The use of 3D printing to combat counterfeiting is also nothing new, although it has thus far been seen most often in polymer 3D printing, and typically involves printed QR codes or barcodes. The Texas A&M University team, on the other hand, used direct energy deposition (DED) AM to encode tiny magnetic tags inside an otherwise nonmagnetic steel part. The team also developed its own three-axis magnetic sensor, which was used as a way of quickly detecting the magnetized areas of the steel part.

In a Texas A&M University press release about the newly published study, one of the members of the research team, Dr. Daniel Salas Mula, explained, “Different approaches have been used to try to locally change the properties of the metals during the manufacturing process to be able to codify information within the part. This is the first time that magnetic properties of the material are being used in this way to introduce information within a nonmagnetic part, specifically for the 3D printing of metals.”

In the article’s abstract, its authors note that the same methods they demonstrated with the study could also be replicated to embed QR codes and bar codes away from the surface of printed metal parts. And, according to one of the project’s faculty investigators, Ibrahim Karaman (the department head of materials science and engineering and Chevron Professor I at Texas A&M), the project will continue with the development of methods for making the anti-counterfeiting devices even less susceptible to access from unwanted parties.

As I mentioned above, anti-counterfeiting technologies also overlap with the particular types of supply chain considerations that have gained increasing attention owing to the war in Ukraine: above all, tracing weapons provided by NATO to Ukraine, primarily in hopes of finding out how many are ending up in Russian hands.

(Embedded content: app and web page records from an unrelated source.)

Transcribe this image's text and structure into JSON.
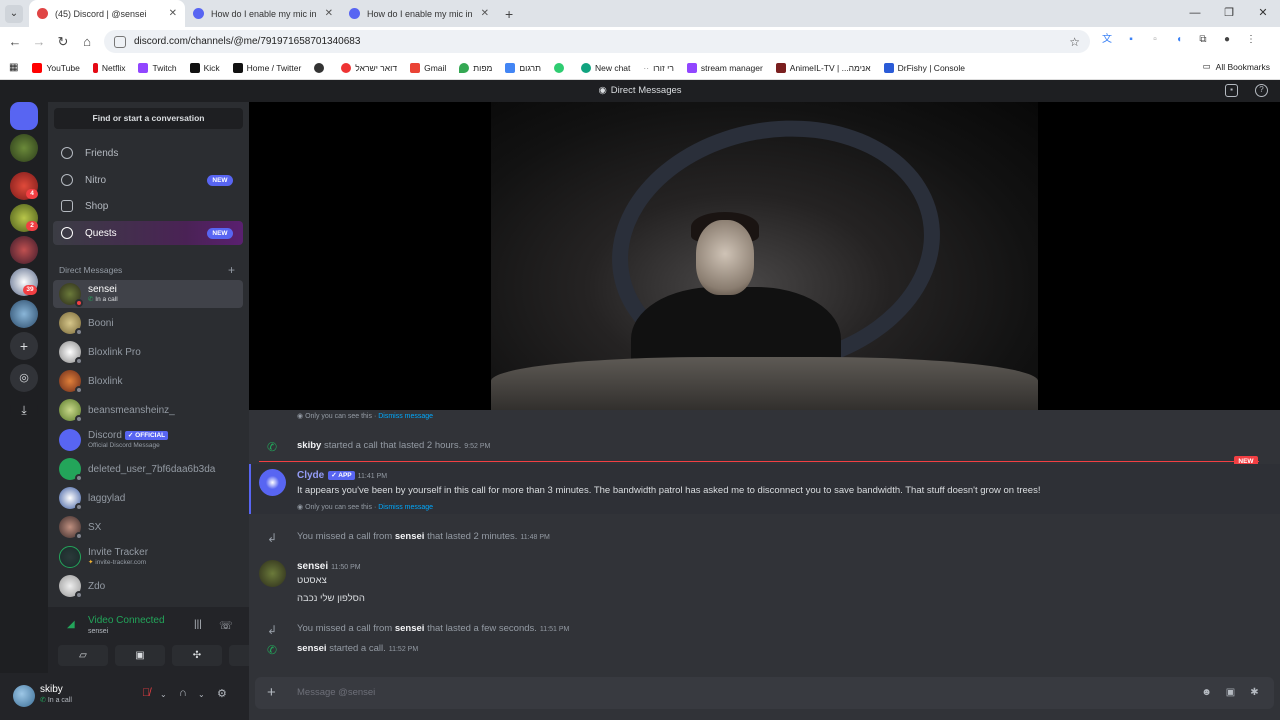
{
  "browser": {
    "tabs": [
      {
        "label": "(45) Discord | @sensei"
      },
      {
        "label": "How do I enable my mic in Chr"
      },
      {
        "label": "How do I enable my mic in Chr"
      }
    ],
    "url": "discord.com/channels/@me/791971658701340683",
    "bookmarks": [
      "YouTube",
      "Netflix",
      "Twitch",
      "Kick",
      "Home / Twitter",
      "דואר ישראל",
      "Gmail",
      "מפות",
      "תרגום",
      "New chat",
      "רי זורו",
      "stream manager",
      "AnimeIL-TV | ...אנימה",
      "DrFishy | Console"
    ],
    "all_bookmarks": "All Bookmarks"
  },
  "discord": {
    "header_title": "Direct Messages",
    "find_placeholder": "Find or start a conversation",
    "nav": [
      {
        "label": "Friends",
        "badge": ""
      },
      {
        "label": "Nitro",
        "badge": "NEW"
      },
      {
        "label": "Shop",
        "badge": ""
      },
      {
        "label": "Quests",
        "badge": "NEW"
      }
    ],
    "dm_header": "Direct Messages",
    "server_badges": [
      "4",
      "2",
      "39"
    ],
    "dms": [
      {
        "name": "sensei",
        "sub": "In a call"
      },
      {
        "name": "Booni",
        "sub": ""
      },
      {
        "name": "Bloxlink Pro",
        "sub": ""
      },
      {
        "name": "Bloxlink",
        "sub": ""
      },
      {
        "name": "beansmeansheinz_",
        "sub": ""
      },
      {
        "name": "Discord",
        "sub": "Official Discord Message",
        "tag": "OFFICIAL"
      },
      {
        "name": "deleted_user_7bf6daa6b3da",
        "sub": ""
      },
      {
        "name": "laggylad",
        "sub": ""
      },
      {
        "name": "SX",
        "sub": ""
      },
      {
        "name": "Invite Tracker",
        "sub": "invite-tracker.com"
      },
      {
        "name": "Zdo",
        "sub": ""
      }
    ],
    "voice": {
      "title": "Video Connected",
      "sub": "sensei"
    },
    "user": {
      "name": "skiby",
      "status": "In a call"
    },
    "messages": {
      "ephemeral_1": "Only you can see this",
      "dismiss": "Dismiss message",
      "call1_user": "skiby",
      "call1_text": "started a call that lasted 2 hours.",
      "call1_time": "9:52 PM",
      "new_tag": "NEW",
      "clyde_name": "Clyde",
      "clyde_badge": "APP",
      "clyde_time": "11:41 PM",
      "clyde_text": "It appears you've been by yourself in this call for more than 3 minutes. The bandwidth patrol has asked me to disconnect you to save bandwidth. That stuff doesn't grow on trees!",
      "ephemeral_2": "Only you can see this",
      "missed1_pre": "You missed a call from",
      "missed1_user": "sensei",
      "missed1_post": "that lasted 2 minutes.",
      "missed1_time": "11:48 PM",
      "sensei_name": "sensei",
      "sensei_time": "11:50 PM",
      "sensei_line1": "צאסטט",
      "sensei_line2": "הסלפון שלי נכבה",
      "missed2_pre": "You missed a call from",
      "missed2_user": "sensei",
      "missed2_post": "that lasted a few seconds.",
      "missed2_time": "11:51 PM",
      "call2_user": "sensei",
      "call2_text": "started a call.",
      "call2_time": "11:52 PM"
    },
    "composer_placeholder": "Message @sensei"
  }
}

Presumably, the same solutions discovered in the Texas A&M project could be applied directly to this other set of policy objectives.

The other main area of concern related to Russia has to do with tracking shipments of oil and petroleum byproducts, which has become more difficult, the more that Russia pushes back against western sanctions by “going dark” with its fuel exports. The solutions that result from the Texas A&M project could make it much more difficult for black market sellers to try to pass off Russian fuel as having originated elsewhere.

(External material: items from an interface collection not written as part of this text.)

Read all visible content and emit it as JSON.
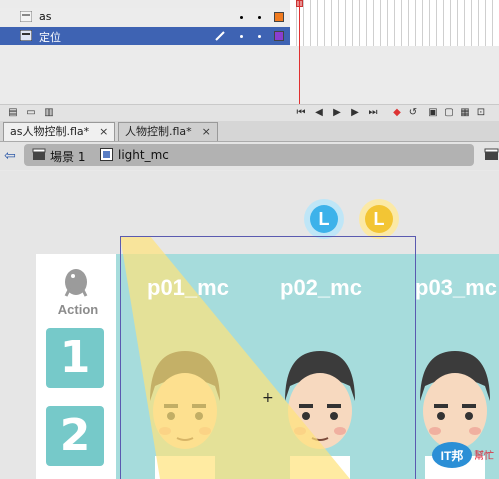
{
  "timeline": {
    "layers": [
      {
        "name": "as",
        "swatch_color": "#f07a1e",
        "selected": false
      },
      {
        "name": "定位",
        "swatch_color": "#8a3ed0",
        "selected": true
      }
    ]
  },
  "tabs": [
    {
      "label": "as人物控制.fla*",
      "active": true
    },
    {
      "label": "人物控制.fla*",
      "active": false
    }
  ],
  "editbar": {
    "scene": "場景 1",
    "symbol": "light_mc"
  },
  "stage": {
    "action_label": "Action",
    "buttons": [
      "1",
      "2"
    ],
    "mc_labels": [
      "p01_mc",
      "p02_mc",
      "p03_mc"
    ],
    "l_buttons": [
      {
        "text": "L",
        "color": "#3db2ea"
      },
      {
        "text": "L",
        "color": "#f3c534"
      }
    ],
    "watermark": {
      "main": "IT邦",
      "sub": "幫忙"
    }
  },
  "colors": {
    "teal_background": "#a6dcdc",
    "button_teal": "#76c9c9",
    "selection": "#3e63b3",
    "playhead": "#e03030"
  }
}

Images courtesy of Texas A&M.

3DPrint.com and SmarTech Analysis are hosting Additive Manufacturing Strategies in New York City on February 7-9, 2023. Register for the event here to learn from and network with the most exciting companies and individuals in AM.

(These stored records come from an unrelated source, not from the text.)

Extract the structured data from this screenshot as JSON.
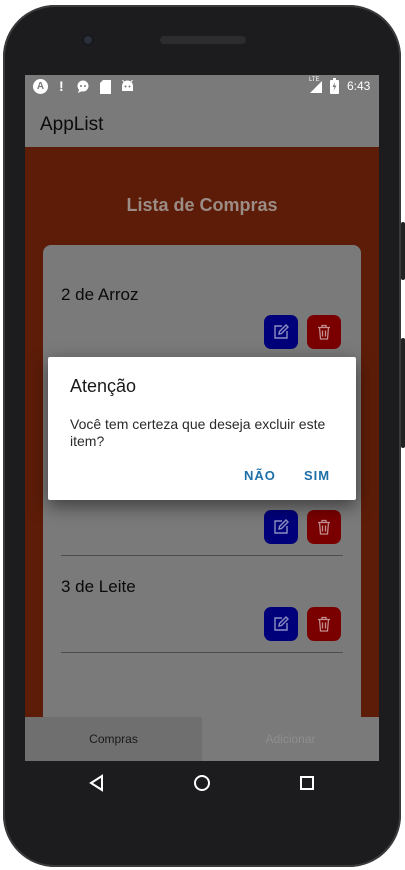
{
  "status_bar": {
    "time": "6:43",
    "left_icons": [
      "a-icon",
      "alert-icon",
      "chat-icon",
      "sd-card-icon",
      "android-icon"
    ],
    "network": "LTE"
  },
  "app_bar": {
    "title": "AppList"
  },
  "list": {
    "title": "Lista de Compras",
    "items": [
      {
        "label": "2 de Arroz"
      },
      {
        "label": ""
      },
      {
        "label": "3 de Leite"
      }
    ]
  },
  "dialog": {
    "title": "Atenção",
    "message": "Você tem certeza que deseja excluir este item?",
    "cancel_label": "NÃO",
    "confirm_label": "SIM"
  },
  "tabs": [
    {
      "label": "Compras",
      "active": true
    },
    {
      "label": "Adicionar",
      "active": false
    }
  ],
  "colors": {
    "content_bg": "#5c1c08",
    "edit_button": "#00007a",
    "delete_button": "#7a0000",
    "dialog_action": "#1e6fa8"
  }
}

Share this Article


Recent News

3D Printing Webinar and Event Roundup: January 29, 2023

3D Printing News Briefs, January 28, 2023: Bronze-Steel Alloys, 3D Printing on Textiles, & More



Categories

3D Design

3D Printed Art

3D Printed Food

3D Printed Guns


You May Also Like

Featured

How to Win at 3D Printing Acquisitions: the Sandvik Example

As the 3D printing market continues a new phase of growth, this time fueled more likely by large, existing holders of capital, we will see more interesting plays by larger...

3D Printing Webinar and Event Roundup: January 22, 2023

For this weekend’s roundup, the TIPE 3D Printing Conference kicks things off with its third iteration on Tuesday, and ASTM International will hold an AM construction workshop. There will also...

3D Printing News Briefs, January 21, 2023: 3D Printing Camp for Kids, Medical Devices, & More

Let’s get kids 3D printing! Kicking off 3D Printing News Briefs today, Anycubic and Yale Funbotics held virtual camps to introduce children to 3D modeling and 3D printing. Moving on...

3D Printing News Briefs, January 19, 2023: Metal AM Standard, Inkjet 3D Printing, & More

We’re beginning with standards news in today’s 3D Printing News Briefs, before moving on to a business collaboration and a new facility. Risk management and quality assurance provider DNV released...